**WORK TASK**:
A complete, unaltered copy of the listing is needed. Write it out.

(SUPPLIED MATERIAL)

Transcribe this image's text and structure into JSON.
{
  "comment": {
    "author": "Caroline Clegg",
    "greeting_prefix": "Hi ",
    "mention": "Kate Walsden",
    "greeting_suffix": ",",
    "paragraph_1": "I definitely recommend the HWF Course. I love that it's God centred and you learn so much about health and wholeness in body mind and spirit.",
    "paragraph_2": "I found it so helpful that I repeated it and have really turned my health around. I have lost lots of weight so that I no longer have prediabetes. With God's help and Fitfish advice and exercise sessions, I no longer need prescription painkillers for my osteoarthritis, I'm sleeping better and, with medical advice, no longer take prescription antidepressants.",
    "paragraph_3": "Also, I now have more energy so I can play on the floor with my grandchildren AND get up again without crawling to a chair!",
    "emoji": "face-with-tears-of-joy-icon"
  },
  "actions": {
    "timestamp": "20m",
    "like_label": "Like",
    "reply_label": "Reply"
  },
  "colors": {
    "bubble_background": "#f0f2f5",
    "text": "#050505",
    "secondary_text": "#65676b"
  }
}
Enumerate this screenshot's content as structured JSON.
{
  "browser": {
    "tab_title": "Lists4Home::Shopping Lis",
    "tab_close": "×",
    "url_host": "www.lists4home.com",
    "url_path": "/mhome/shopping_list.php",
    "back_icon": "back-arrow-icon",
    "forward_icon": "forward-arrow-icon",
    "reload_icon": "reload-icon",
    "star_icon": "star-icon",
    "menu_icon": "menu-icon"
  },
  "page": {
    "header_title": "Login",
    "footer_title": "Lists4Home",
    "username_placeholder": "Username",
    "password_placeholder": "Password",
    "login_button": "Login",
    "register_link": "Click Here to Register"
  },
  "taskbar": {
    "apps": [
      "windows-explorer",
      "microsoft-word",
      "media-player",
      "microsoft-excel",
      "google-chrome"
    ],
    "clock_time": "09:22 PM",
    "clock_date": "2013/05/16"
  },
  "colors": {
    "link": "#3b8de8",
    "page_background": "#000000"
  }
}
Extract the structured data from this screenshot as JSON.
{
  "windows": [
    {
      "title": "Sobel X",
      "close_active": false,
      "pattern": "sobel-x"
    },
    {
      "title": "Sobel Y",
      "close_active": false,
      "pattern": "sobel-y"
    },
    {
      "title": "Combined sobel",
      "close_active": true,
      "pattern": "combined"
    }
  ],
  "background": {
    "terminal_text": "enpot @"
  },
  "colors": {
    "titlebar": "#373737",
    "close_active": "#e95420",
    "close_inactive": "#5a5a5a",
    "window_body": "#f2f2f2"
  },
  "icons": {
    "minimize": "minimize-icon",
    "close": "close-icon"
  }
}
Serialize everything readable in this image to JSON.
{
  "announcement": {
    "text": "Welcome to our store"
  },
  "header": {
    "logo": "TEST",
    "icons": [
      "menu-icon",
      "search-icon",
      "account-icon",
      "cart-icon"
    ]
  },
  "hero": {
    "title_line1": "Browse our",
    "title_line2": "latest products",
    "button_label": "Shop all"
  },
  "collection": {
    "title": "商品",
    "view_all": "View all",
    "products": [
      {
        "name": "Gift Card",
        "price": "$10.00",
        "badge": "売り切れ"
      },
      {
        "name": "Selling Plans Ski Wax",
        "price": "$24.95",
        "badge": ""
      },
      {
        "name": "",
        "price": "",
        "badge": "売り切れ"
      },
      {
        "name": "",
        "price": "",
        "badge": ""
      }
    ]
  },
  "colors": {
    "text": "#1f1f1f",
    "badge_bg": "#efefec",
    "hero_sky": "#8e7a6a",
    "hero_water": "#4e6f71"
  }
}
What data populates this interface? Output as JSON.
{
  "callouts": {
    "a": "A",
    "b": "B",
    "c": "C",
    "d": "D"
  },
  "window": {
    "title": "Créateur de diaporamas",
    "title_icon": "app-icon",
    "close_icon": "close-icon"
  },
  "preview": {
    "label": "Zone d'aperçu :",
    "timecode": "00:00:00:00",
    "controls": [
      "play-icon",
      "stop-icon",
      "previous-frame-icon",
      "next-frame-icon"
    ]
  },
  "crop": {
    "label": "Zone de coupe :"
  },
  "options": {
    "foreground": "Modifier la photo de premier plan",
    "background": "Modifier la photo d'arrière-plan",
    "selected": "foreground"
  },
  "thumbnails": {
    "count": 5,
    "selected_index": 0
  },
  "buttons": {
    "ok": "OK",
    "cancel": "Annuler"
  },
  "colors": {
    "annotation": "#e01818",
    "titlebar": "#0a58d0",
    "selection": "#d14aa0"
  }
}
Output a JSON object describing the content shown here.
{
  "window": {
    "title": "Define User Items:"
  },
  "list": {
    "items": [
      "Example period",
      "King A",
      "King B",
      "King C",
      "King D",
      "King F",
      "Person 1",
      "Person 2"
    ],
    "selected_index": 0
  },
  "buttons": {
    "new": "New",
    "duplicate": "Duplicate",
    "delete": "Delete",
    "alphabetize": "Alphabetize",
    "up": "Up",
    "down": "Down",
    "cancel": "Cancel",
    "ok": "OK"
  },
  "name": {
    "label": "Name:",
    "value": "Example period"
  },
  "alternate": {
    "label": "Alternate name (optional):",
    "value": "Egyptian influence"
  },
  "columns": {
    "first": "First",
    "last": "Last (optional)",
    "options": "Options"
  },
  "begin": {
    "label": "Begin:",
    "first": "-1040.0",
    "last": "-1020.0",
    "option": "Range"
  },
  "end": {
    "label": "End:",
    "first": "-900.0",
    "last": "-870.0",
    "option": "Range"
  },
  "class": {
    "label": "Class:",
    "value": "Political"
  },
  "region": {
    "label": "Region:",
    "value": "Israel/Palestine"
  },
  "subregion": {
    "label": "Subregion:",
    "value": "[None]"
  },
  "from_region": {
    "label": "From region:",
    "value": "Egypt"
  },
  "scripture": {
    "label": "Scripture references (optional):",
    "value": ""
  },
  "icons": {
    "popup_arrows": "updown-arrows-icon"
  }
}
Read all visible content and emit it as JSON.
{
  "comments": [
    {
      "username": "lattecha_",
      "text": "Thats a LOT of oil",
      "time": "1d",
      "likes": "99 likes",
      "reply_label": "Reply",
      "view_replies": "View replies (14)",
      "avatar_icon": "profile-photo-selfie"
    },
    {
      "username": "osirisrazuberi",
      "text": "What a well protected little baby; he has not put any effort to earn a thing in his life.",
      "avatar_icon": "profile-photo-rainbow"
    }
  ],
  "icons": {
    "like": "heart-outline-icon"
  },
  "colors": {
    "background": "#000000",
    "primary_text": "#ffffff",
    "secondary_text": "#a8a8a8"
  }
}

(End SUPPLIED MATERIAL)

**WRITTEN REPLY**:
Transcribe this image's text and structure into JSON.
{
  "comment": {
    "author": "Caroline Clegg",
    "greeting_prefix": "Hi ",
    "mention": "Kate Walsden",
    "greeting_suffix": ",",
    "paragraph_1": "I definitely recommend the HWF Course. I love that it's God centred and you learn so much about health and wholeness in body mind and spirit.",
    "paragraph_2": "I found it so helpful that I repeated it and have really turned my health around. I have lost lots of weight so that I no longer have prediabetes. With God's help and Fitfish advice and exercise sessions, I no longer need prescription painkillers for my osteoarthritis, I'm sleeping better and, with medical advice, no longer take prescription antidepressants.",
    "paragraph_3": "Also, I now have more energy so I can play on the floor with my grandchildren AND get up again without crawling to a chair!",
    "emoji": "face-with-tears-of-joy-icon"
  },
  "actions": {
    "timestamp": "20m",
    "like_label": "Like",
    "reply_label": "Reply"
  },
  "colors": {
    "bubble_background": "#f0f2f5",
    "text": "#050505",
    "secondary_text": "#65676b"
  }
}
Enumerate this screenshot's content as structured JSON.
{
  "browser": {
    "tab_title": "Lists4Home::Shopping Lis",
    "tab_close": "×",
    "url_host": "www.lists4home.com",
    "url_path": "/mhome/shopping_list.php",
    "back_icon": "back-arrow-icon",
    "forward_icon": "forward-arrow-icon",
    "reload_icon": "reload-icon",
    "star_icon": "star-icon",
    "menu_icon": "menu-icon"
  },
  "page": {
    "header_title": "Login",
    "footer_title": "Lists4Home",
    "username_placeholder": "Username",
    "password_placeholder": "Password",
    "login_button": "Login",
    "register_link": "Click Here to Register"
  },
  "taskbar": {
    "apps": [
      "windows-explorer",
      "microsoft-word",
      "media-player",
      "microsoft-excel",
      "google-chrome"
    ],
    "clock_time": "09:22 PM",
    "clock_date": "2013/05/16"
  },
  "colors": {
    "link": "#3b8de8",
    "page_background": "#000000"
  }
}
Extract the structured data from this screenshot as JSON.
{
  "windows": [
    {
      "title": "Sobel X",
      "close_active": false,
      "pattern": "sobel-x"
    },
    {
      "title": "Sobel Y",
      "close_active": false,
      "pattern": "sobel-y"
    },
    {
      "title": "Combined sobel",
      "close_active": true,
      "pattern": "combined"
    }
  ],
  "background": {
    "terminal_text": "enpot @"
  },
  "colors": {
    "titlebar": "#373737",
    "close_active": "#e95420",
    "close_inactive": "#5a5a5a",
    "window_body": "#f2f2f2"
  },
  "icons": {
    "minimize": "minimize-icon",
    "close": "close-icon"
  }
}
Serialize everything readable in this image to JSON.
{
  "announcement": {
    "text": "Welcome to our store"
  },
  "header": {
    "logo": "TEST",
    "icons": [
      "menu-icon",
      "search-icon",
      "account-icon",
      "cart-icon"
    ]
  },
  "hero": {
    "title_line1": "Browse our",
    "title_line2": "latest products",
    "button_label": "Shop all"
  },
  "collection": {
    "title": "商品",
    "view_all": "View all",
    "products": [
      {
        "name": "Gift Card",
        "price": "$10.00",
        "badge": "売り切れ"
      },
      {
        "name": "Selling Plans Ski Wax",
        "price": "$24.95",
        "badge": ""
      },
      {
        "name": "",
        "price": "",
        "badge": "売り切れ"
      },
      {
        "name": "",
        "price": "",
        "badge": ""
      }
    ]
  },
  "colors": {
    "text": "#1f1f1f",
    "badge_bg": "#efefec",
    "hero_sky": "#8e7a6a",
    "hero_water": "#4e6f71"
  }
}
What data populates this interface? Output as JSON.
{
  "callouts": {
    "a": "A",
    "b": "B",
    "c": "C",
    "d": "D"
  },
  "window": {
    "title": "Créateur de diaporamas",
    "title_icon": "app-icon",
    "close_icon": "close-icon"
  },
  "preview": {
    "label": "Zone d'aperçu :",
    "timecode": "00:00:00:00",
    "controls": [
      "play-icon",
      "stop-icon",
      "previous-frame-icon",
      "next-frame-icon"
    ]
  },
  "crop": {
    "label": "Zone de coupe :"
  },
  "options": {
    "foreground": "Modifier la photo de premier plan",
    "background": "Modifier la photo d'arrière-plan",
    "selected": "foreground"
  },
  "thumbnails": {
    "count": 5,
    "selected_index": 0
  },
  "buttons": {
    "ok": "OK",
    "cancel": "Annuler"
  },
  "colors": {
    "annotation": "#e01818",
    "titlebar": "#0a58d0",
    "selection": "#d14aa0"
  }
}
Output a JSON object describing the content shown here.
{
  "window": {
    "title": "Define User Items:"
  },
  "list": {
    "items": [
      "Example period",
      "King A",
      "King B",
      "King C",
      "King D",
      "King F",
      "Person 1",
      "Person 2"
    ],
    "selected_index": 0
  },
  "buttons": {
    "new": "New",
    "duplicate": "Duplicate",
    "delete": "Delete",
    "alphabetize": "Alphabetize",
    "up": "Up",
    "down": "Down",
    "cancel": "Cancel",
    "ok": "OK"
  },
  "name": {
    "label": "Name:",
    "value": "Example period"
  },
  "alternate": {
    "label": "Alternate name (optional):",
    "value": "Egyptian influence"
  },
  "columns": {
    "first": "First",
    "last": "Last (optional)",
    "options": "Options"
  },
  "begin": {
    "label": "Begin:",
    "first": "-1040.0",
    "last": "-1020.0",
    "option": "Range"
  },
  "end": {
    "label": "End:",
    "first": "-900.0",
    "last": "-870.0",
    "option": "Range"
  },
  "class": {
    "label": "Class:",
    "value": "Political"
  },
  "region": {
    "label": "Region:",
    "value": "Israel/Palestine"
  },
  "subregion": {
    "label": "Subregion:",
    "value": "[None]"
  },
  "from_region": {
    "label": "From region:",
    "value": "Egypt"
  },
  "scripture": {
    "label": "Scripture references (optional):",
    "value": ""
  },
  "icons": {
    "popup_arrows": "updown-arrows-icon"
  }
}
Read all visible content and emit it as JSON.
{
  "comments": [
    {
      "username": "lattecha_",
      "text": "Thats a LOT of oil",
      "time": "1d",
      "likes": "99 likes",
      "reply_label": "Reply",
      "view_replies": "View replies (14)",
      "avatar_icon": "profile-photo-selfie"
    },
    {
      "username": "osirisrazuberi",
      "text": "What a well protected little baby; he has not put any effort to earn a thing in his life.",
      "avatar_icon": "profile-photo-rainbow"
    }
  ],
  "icons": {
    "like": "heart-outline-icon"
  },
  "colors": {
    "background": "#000000",
    "primary_text": "#ffffff",
    "secondary_text": "#a8a8a8"
  }
}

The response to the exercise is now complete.